Starting in 1933 a large number of radios
were build in order the make it possible for everyone to
receive Nazi-propaganda. Technical design was by Otto
Griessing (1897-1958); the bakelite case was designed by
Walter Maria Kersting (1889–1970). This one-circuit radio was made
by a number of manufacturers in Germany. The model
number 301 refers to the fact that Hitler seized power on the 30th of January, 1933. Consumer price
was RM 76 in 1933. It still was an expensive radio: the
monthly salary of an average worker was between RM 120
and RM 150.
In order to increase reception
and to improve the use of this radio a number ofaccessories were made.
In 2010 this radio was on loan
to the Gemeentemuseum The Hague for the exhibition "Norm=Form";
on standardisation and design.
From shoes and kitchen cupboards to
coffee mugs and computer programs: they are all

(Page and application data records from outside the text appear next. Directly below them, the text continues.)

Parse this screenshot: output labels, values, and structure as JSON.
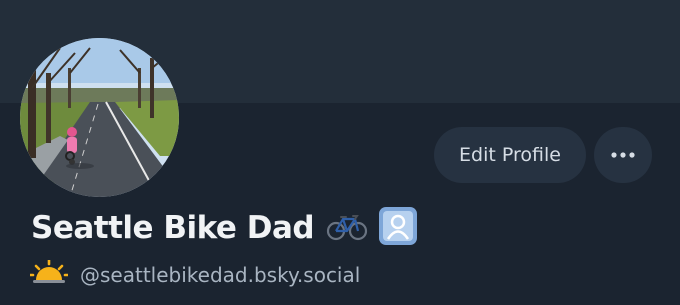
{
  "profile": {
    "display_name": "Seattle Bike Dad",
    "name_emojis": [
      "bicycle-emoji",
      "person-in-frame-emoji"
    ],
    "handle_emoji": "sunrise-emoji",
    "handle": "@seattlebikedad.bsky.social"
  },
  "actions": {
    "edit_profile_label": "Edit Profile",
    "more_icon": "ellipsis-icon"
  },
  "colors": {
    "background": "#1b2430",
    "banner": "#232e3a",
    "button_bg": "#263241",
    "name_text": "#f1f3f5",
    "handle_text": "#a9b5c2"
  }
}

standardised. Never before have so many consumer
products that surround us been the same. And that has
many advantages. With its interchangeable parts and its
conveyor belt production the T-Ford paved the way to an

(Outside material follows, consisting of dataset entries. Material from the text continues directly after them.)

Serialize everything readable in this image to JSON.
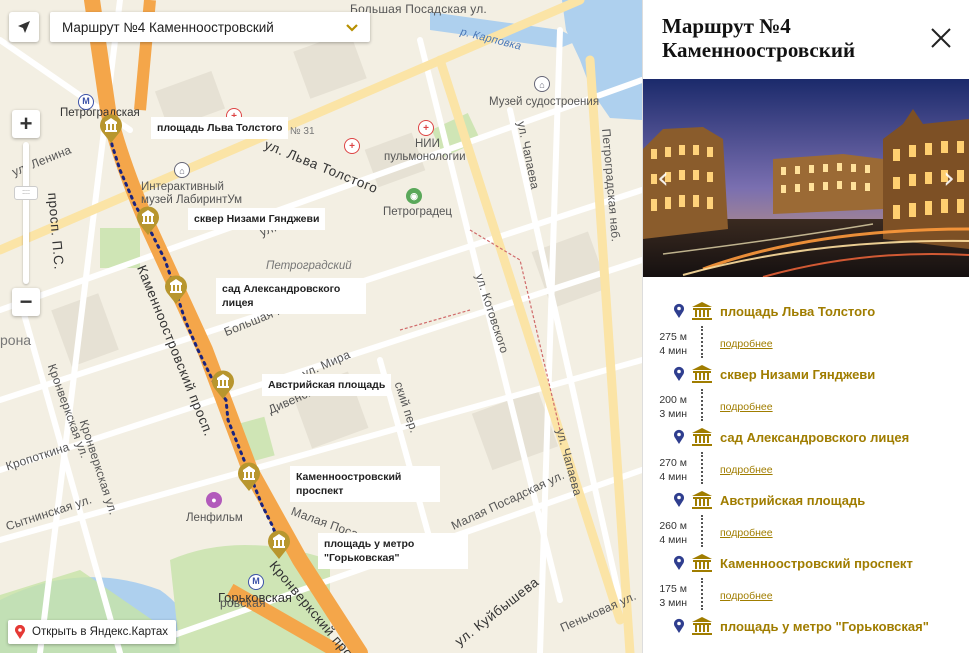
{
  "route_select": {
    "label": "Маршрут №4 Каменноостровский",
    "chevron_icon": "chevron-down-icon"
  },
  "map": {
    "open_link": "Открыть в Яндекс.Картах",
    "metro": [
      {
        "label": "Петроградская"
      },
      {
        "label": "Горьковская"
      }
    ],
    "places": [
      {
        "label": "Поликлиника № 31"
      },
      {
        "label": "НИИ"
      },
      {
        "label": "пульмонологии"
      },
      {
        "label": "Музей судостроения"
      },
      {
        "label": "Интерактивный"
      },
      {
        "label": "музей ЛабиринтУм"
      },
      {
        "label": "Петроградец"
      },
      {
        "label": "Петроградский"
      },
      {
        "label": "Ленфильм"
      },
      {
        "label": "рона"
      }
    ],
    "streets": [
      {
        "label": "ул. Льва Толстого"
      },
      {
        "label": "Каменноостровский просп."
      },
      {
        "label": "ул. Чапаева"
      },
      {
        "label": "ул. Чапаева"
      },
      {
        "label": "ул. Котовского"
      },
      {
        "label": "Петроградская наб."
      },
      {
        "label": "ул. Мира"
      },
      {
        "label": "Дивенская ул."
      },
      {
        "label": "Большая Монетная ул."
      },
      {
        "label": "Кронверкская ул."
      },
      {
        "label": "Кронверкский просп."
      },
      {
        "label": "Малая Посадская ул."
      },
      {
        "label": "Малая Посадская ул."
      },
      {
        "label": "ул. Куйбышева"
      },
      {
        "label": "Пеньковая ул."
      },
      {
        "label": "Сытнинская ул."
      },
      {
        "label": "Кропоткина"
      },
      {
        "label": "Кронверкская ул."
      },
      {
        "label": "просп. П.С."
      },
      {
        "label": "ул. Рентг"
      },
      {
        "label": "р. Карповка"
      },
      {
        "label": "ул. Ленина"
      },
      {
        "label": "ский пер."
      },
      {
        "label": "Большая Посадская ул."
      },
      {
        "label": "ровская"
      }
    ]
  },
  "stops": [
    {
      "name": "площадь Льва Толстого",
      "map_label": "площадь Льва Толстого",
      "distance": "275 м",
      "time": "4 мин",
      "more": "подробнее"
    },
    {
      "name": "сквер Низами Гянджеви",
      "map_label": "сквер Низами Гянджеви",
      "distance": "200 м",
      "time": "3 мин",
      "more": "подробнее"
    },
    {
      "name": "сад Александровского лицея",
      "map_label": "сад Александровского лицея",
      "distance": "270 м",
      "time": "4 мин",
      "more": "подробнее"
    },
    {
      "name": "Австрийская площадь",
      "map_label": "Австрийская площадь",
      "distance": "260 м",
      "time": "4 мин",
      "more": "подробнее"
    },
    {
      "name": "Каменноостровский проспект",
      "map_label": "Каменноостровский проспект",
      "distance": "175 м",
      "time": "3 мин",
      "more": "подробнее"
    },
    {
      "name": "площадь у метро \"Горьковская\"",
      "map_label": "площадь у метро \"Горьковская\""
    }
  ],
  "panel": {
    "title": "Маршрут №4 Каменноостровский",
    "close_icon": "close-icon",
    "prev_icon": "chevron-left-icon",
    "next_icon": "chevron-right-icon"
  },
  "colors": {
    "accent_gold": "#a07d00",
    "pin_gold": "#b8962e",
    "pin_blue": "#2f3e8f",
    "route_dots": "#1a237e",
    "main_road": "#f4a64a"
  }
}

affordable car for everyone. Standardised clothing sizes
offered affordable and well-fitting clothes to many.
The industrial demands for the
development of standard types inspired designers like

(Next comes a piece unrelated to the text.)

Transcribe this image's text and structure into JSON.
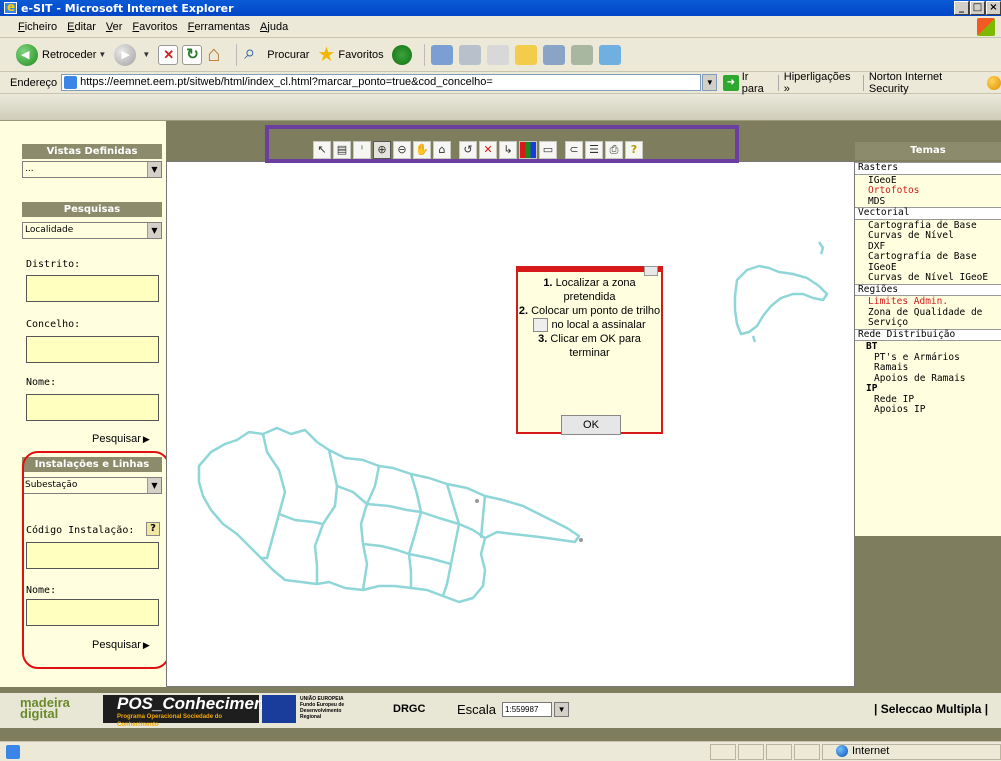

Dieter Rams and Piet Zwart, manufacturers like Braun and
Thonet and educational institutions like Bauhaus to
design good but cheap products. Standardised products
also determine the social, cultural and even aesthetic
norm. However, with its many (sub)cultures, society
keeps changing. Therefore the product standards that
have been set by governments and by standardisation
organisations like DIN, in practice often swiftly become
out of date.
Highlights in the
exhibition are designs from amongst
others Dieter Rams, 2012Architecten,
Charles and Ray Eames, Ettore
Sottsass, Kisho Kurokawa, Paul
Schuitema, Pierre Paulin, Wim
Crouwel and Mario Bellini. Several
are from the Centre Pompidou
collection and has never been shown
in the Netherlands before.
The exhibition shows a world of
standardisation, of progress and the critical comments
that designers make about it in the process.
The exhibition could be seen at the Gemeentemuseum,
The Hague from May 8th until August 15th, 2010. In the
context of RUHR.2010, cultural capital of Europe, the
exhibition travelled to Essen in Germany, where it
was open from Saturday 28 August until Tuesday 19
October at Zeche Zollverein, Hall 5, Shaft XII, A5